What the exercise asks: Return each line in the records below that includes "asPercent".

Dataset content:
----

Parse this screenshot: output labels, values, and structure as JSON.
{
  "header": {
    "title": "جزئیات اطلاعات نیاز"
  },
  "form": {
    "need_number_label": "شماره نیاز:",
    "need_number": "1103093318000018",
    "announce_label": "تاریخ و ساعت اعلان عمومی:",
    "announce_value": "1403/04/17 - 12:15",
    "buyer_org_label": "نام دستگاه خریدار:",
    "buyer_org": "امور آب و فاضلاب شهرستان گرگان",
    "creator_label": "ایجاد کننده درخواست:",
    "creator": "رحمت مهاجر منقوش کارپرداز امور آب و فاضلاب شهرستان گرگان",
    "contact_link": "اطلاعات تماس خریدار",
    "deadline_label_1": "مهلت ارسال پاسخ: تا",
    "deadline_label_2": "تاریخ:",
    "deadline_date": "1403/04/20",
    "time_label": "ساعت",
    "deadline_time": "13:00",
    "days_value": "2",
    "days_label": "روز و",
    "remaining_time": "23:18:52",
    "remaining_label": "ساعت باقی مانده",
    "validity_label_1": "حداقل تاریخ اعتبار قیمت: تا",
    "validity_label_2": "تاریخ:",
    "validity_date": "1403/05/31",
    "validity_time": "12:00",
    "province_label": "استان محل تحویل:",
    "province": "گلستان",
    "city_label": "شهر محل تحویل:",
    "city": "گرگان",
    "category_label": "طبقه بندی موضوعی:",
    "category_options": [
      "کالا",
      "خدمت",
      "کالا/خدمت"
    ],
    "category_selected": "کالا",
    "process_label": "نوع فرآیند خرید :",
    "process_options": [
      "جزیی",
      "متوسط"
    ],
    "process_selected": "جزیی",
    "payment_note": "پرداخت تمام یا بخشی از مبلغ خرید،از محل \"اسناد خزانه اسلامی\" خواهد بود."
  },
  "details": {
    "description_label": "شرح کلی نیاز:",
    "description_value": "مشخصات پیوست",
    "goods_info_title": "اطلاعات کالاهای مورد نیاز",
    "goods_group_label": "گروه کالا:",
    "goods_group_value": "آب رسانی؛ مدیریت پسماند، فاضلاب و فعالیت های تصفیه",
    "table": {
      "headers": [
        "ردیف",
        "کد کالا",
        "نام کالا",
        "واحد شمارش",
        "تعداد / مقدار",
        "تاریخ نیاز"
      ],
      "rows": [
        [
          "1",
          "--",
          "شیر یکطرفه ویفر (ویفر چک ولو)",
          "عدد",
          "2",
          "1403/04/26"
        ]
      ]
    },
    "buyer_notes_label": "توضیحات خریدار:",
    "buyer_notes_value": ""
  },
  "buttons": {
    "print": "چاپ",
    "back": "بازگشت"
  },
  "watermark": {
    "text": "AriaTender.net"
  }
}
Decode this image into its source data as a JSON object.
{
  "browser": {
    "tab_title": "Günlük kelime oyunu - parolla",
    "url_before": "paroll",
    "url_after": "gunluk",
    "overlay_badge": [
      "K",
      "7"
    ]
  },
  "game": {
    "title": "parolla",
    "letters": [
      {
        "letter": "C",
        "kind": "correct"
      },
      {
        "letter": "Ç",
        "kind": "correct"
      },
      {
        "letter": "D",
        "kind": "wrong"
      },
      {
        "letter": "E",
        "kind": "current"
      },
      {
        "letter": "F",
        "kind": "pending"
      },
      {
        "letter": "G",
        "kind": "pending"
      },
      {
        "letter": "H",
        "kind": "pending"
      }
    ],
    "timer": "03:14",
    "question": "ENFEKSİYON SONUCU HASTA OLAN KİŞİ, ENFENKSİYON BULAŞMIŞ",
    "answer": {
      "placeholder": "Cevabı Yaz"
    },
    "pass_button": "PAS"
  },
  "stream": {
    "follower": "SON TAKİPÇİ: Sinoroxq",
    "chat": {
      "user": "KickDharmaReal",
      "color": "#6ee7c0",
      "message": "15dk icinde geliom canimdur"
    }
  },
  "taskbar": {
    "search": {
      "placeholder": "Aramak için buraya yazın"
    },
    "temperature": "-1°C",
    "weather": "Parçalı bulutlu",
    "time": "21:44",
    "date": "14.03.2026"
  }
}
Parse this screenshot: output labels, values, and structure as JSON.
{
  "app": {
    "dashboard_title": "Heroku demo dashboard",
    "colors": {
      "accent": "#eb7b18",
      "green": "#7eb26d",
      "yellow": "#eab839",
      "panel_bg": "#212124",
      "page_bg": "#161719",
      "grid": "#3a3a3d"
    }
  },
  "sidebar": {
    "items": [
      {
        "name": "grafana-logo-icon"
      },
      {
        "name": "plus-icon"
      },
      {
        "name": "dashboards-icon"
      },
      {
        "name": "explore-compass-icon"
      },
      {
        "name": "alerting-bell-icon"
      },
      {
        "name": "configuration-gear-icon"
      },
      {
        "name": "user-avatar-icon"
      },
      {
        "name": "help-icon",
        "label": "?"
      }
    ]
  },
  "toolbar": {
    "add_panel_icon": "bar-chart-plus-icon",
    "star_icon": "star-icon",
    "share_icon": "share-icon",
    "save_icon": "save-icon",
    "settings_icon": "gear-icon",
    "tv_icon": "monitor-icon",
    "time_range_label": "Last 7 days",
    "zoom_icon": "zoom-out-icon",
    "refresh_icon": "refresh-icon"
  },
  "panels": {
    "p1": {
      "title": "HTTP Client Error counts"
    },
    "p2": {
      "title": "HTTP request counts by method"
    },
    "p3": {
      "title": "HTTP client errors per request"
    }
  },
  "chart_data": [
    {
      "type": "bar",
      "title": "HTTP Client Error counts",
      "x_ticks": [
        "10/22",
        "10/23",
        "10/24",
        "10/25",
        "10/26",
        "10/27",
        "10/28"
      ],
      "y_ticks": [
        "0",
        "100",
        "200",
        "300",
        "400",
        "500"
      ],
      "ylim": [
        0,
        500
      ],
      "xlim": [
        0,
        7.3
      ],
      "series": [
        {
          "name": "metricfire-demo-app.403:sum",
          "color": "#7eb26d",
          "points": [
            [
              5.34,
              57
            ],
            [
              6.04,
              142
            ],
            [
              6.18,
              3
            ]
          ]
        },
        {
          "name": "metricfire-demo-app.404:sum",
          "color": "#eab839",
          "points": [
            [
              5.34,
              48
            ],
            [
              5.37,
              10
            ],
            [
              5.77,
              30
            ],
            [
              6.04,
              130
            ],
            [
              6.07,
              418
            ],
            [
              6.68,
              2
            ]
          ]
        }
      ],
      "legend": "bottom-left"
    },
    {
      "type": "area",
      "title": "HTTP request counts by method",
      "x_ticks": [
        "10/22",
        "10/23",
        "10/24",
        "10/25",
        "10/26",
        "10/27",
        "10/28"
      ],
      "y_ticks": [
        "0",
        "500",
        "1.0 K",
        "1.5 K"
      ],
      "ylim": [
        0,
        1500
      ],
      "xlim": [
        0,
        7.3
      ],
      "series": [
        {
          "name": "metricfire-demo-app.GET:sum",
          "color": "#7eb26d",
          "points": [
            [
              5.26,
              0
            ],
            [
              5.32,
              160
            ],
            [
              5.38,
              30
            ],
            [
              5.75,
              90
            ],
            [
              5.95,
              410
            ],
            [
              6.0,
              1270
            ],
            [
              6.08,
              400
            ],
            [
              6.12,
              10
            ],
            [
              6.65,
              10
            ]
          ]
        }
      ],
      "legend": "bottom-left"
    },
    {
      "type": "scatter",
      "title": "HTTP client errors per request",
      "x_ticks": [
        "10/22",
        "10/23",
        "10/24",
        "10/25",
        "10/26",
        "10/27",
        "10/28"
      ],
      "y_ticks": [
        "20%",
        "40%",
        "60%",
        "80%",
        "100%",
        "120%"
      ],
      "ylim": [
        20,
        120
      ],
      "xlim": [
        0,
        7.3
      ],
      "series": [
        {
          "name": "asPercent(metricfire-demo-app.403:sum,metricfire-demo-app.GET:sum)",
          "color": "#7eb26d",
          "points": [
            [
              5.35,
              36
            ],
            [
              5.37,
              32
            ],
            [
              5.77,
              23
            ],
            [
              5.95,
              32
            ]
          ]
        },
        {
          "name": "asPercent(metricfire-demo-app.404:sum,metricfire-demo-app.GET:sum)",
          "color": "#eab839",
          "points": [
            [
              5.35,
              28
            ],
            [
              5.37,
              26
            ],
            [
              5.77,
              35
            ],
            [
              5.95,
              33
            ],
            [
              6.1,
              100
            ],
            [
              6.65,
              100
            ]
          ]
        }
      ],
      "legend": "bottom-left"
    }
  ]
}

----

Result:
          "name": "asPercent(metricfire-demo-app.403:sum,metricfire-demo-app.GET:sum)",
          "name": "asPercent(metricfire-demo-app.404:sum,metricfire-demo-app.GET:sum)",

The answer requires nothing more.